As I have passed from my thirties into my early and middle forties, it has become easy to accept the damage to my body from many years in the Navy. Maybe this is just a consequence of growing older and accepting these limitations. Or maybe I’ve just grown accustomed to the symphony of pains and creaks that my body plays every morning. (Motrin has been an able Conductor).
Either way, the small monthly checks that I receive from the VA every month for these problems means that the US Government and I have been on the same page for many years. My military medical record is very thick and is littered with injuries, and the surgeries that resulted from them. It’s there in black and white. None of these physical issues has ever been in dispute.
And maybe because these were physical issues with ample documentation, they became easier for me to accept in the long run even though I still hid them from most people. When I was younger I still ran, swam and cycled through the pain and denied that these limitations would ever slow me down. I treated them as I treated every physical barrier: Something to be pushed through. It was my will that would limit me, never my body.
Well…that type of denial in the face of reality can’t go on forever, (however the modern day GOP seems to be the exception to that rule). Any of you older farts out there probably know what I mean.
So I’ve been able to come to peace with this part of who I am. There is no shame in growing old and having your body start to decay. It’s part of life.
However, beneath all of this has been lurking other things. Things which have also come with years in the military and don’t always get reflected in your medical record. In fact, I had never spoken about these things or even acknowledged them to another living soul until about 2 months ago.
The nights that I’d wake up soaked in sweat so severe that I’d have to strip my bed and flip the mattress were physical clues. The irritability after these nightmares were also signs. My fear of ever showing anger combined with my tightly suppressed anger was even more evidence. My withdrawal from those closest to me was slow and insidious. But I could never come to accept these things about myself. The shame would never allow it. I could keep this one contained the rest of my life, I felt. All this one required was mental toughness. It wasn’t dependent upon the strength of my ever more weakening physical flesh.

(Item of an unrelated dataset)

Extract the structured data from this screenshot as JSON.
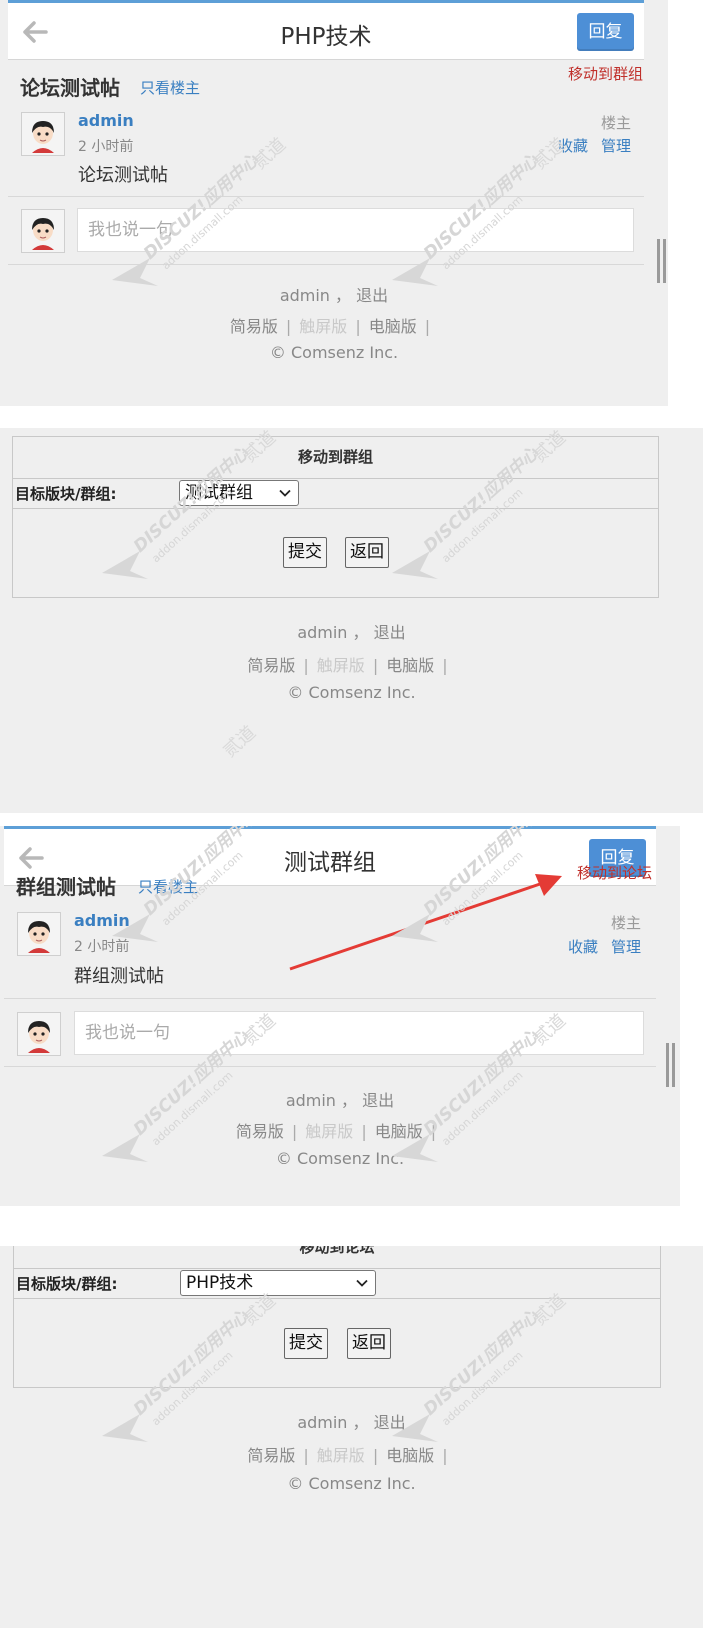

Or maybe it was…
At the extreme urging of my ex-wife, I decided to make an appointment over at the dreaded Mental Health clinic at the VA hospital. A place that I remember feeling fortunate that I would never have to go. After all, my problems are just physical. It is the one place for which vets feel the most stigma entering.
I was now going there.
When I found myself sitting in that waiting room, my stomach was in knots and I almost just left. I felt like crawling out of my skin. The nightmares and night sweats were easier to deal with than this. But where would this lead if I didn’t get help? If I didn’t deal with it?
Deep inside, I knew the answer to that one already.
So now the VA has diagnosed me with moderate PTSD*, and I’m not entirely sure how to wrap my arms around this one. My family knows, but my daughter doesn’t. There are a small number of folks here who know who I really am behind this moniker, but this revelation about myself has still been done in a mostly anonymous fashion. Maybe that’s also why I’m doing here.
This is a highly private and personal thing for me to reveal, and I really really don’t even want to be talking about it at all…but I’m going to anyway.
It seems like the right thing to do.
*Note: Okay, maybe I should be even more brutally honest here. It’s actually moderate to severe PTSD, but I like to think I’m more on the moderate side.